The job of stay-at-home dad is becoming increasingly attractive to today's working dads. The number of working dads who say they are willing to give up the breadwinner role if their spouse or partner earned enough to support their families rose from 43 percent in 2004 to 49 percent in 2005. The CareerBuilder.com survey, "Working Dads 2005," was conducted from April 17 to April 25, 2005 and included 300 men, employed full- time, with children under the age of 18 living at home.
When comparing age groups, men falling in the 36 to 50 category were the most likely to relinquish the primary provider role with 53 percent willing to stay home with the kids. Men ages 21 to 35 ranked second at 46 percent. Those in the 51 to 65 age group were least likely at 38 percent.
Thirty-seven percent of all working dads say they would consider the option of taking a new job with less pay if it offered a better work/life balance.

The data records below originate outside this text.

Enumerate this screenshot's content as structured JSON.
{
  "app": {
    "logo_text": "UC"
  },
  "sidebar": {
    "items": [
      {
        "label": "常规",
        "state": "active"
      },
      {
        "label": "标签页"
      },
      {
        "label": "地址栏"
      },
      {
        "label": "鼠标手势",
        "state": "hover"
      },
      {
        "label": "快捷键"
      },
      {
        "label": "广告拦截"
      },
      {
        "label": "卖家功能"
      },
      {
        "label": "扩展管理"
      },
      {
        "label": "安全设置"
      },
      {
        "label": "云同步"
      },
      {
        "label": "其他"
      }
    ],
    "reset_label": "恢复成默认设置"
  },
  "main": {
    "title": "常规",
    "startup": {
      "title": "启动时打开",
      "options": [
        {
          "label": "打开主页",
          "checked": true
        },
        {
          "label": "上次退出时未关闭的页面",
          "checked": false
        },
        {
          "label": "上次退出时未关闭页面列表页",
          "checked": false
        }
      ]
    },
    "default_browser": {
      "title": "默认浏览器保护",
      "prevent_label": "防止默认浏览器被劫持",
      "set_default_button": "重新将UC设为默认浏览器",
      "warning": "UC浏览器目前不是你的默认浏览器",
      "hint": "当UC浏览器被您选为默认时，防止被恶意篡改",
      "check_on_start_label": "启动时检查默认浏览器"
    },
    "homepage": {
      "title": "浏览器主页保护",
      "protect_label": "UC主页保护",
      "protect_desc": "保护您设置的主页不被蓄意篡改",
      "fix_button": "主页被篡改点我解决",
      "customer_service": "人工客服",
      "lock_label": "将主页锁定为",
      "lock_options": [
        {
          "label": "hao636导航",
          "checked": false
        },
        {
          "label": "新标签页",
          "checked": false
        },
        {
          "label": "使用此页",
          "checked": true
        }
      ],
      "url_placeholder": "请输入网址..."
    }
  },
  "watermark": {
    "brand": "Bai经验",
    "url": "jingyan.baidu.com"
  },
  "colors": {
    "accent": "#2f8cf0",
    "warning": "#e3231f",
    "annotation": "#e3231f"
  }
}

One-in-five would accept a pay cut of more than 5 percent and one- in-ten would accept a pay cut of over 10 percent.
"Traditional household roles have evolved and men are becoming more comfortable with the idea of Mr. Mom to be more active in their children's lives," said Richard Castellini, Vice President of Consumer Marketing at CareerBuilder.com and father of two. "More than one-third of working dads report they currently spend less than two hours with their children after work and one-half have missed at least one significant event in their children's lives due to work in the last year."
Long days at the office and heavy workloads that need to be addressed outside of normal work hours have left one-in-four working dads dissatisfied with their work/life balance. Thirty-six percent of working dads report they bring work home at least one day a week and 30 percent say they often or always work weekends.
To better manage personal and professional calendars, working dads say they have taken advantage of work style adjustments such as flexible schedules, telecommuting, and attending their children's events during the workday. Ninety percent report these adjustments have not negatively impacted their career progress.
Castellini offers the following tips to help working dads gain a healthier work/life balance:
-- Earn the right. Before you approach your supervisor about implementing a more flexible work arrangement, you have to earn the right to do so. Work hard and establish yourself as a top player for the company and then propose an altered work schedule when the employer sees the value you consistently deliver. -- Be strategic in your schedule. It's better to work one night until 9:00 p.m. and arrive home on time every other workday than work until 7:00 p.m. three or four nights a week. -- Organize and compartmentalize. Set aside one night a week or a month to get organized at work. If you take work home with you, make sure your kids don't see it. Check emails after bedtime. When you're home, it's all about them. -- Get involved -- Introduce yourself to your child's teacher and ask for email updates on his/her progress. Volunteer your time where you can spend it with your kids -- whether it's joining Scouts or coaching a team or participating at a school function. -- Make time. At least once a week, schedule a family activity that involves interaction. Try to get out of the house and take your family for a bike-ride, trip to the playground, trip to a museum, etc. -- Pay attention to your significant other. Take the initiative to schedule a babysitter for a date night with your significant other. Make a point of steering the conversation away from bills or household issues and focus on having fun. Survey Methodology
The CareerBuilder.com survey, "Working Dads 2005," was conducted from April 17 to April 25, 2005 and included 300 men, employed full-time, with children under the age of 18 living at home. Methodology used to collect survey responses for this study involved selecting a random sample of comScore Networks panel members. These Web Panel members were approached via an e-mail invitation, which asked them to participate in a short online survey. The results of this survey are statistically accurate to within +/- 5.66 percentage points (19 times out of 20).
CareerBuilder.com is the nation's largest online job network with more than 20 million unique visitors and over 600,000 jobs. Owned by Gannett Co., Inc.
Media Contact: CareerBuilder.com Jennifer Sullivan (773) 527-1164
CONTACT: Jennifer Sullivan of CareerBuilder.com, +1-773-527-1164,
Web site: http://www.careerbuilder.com/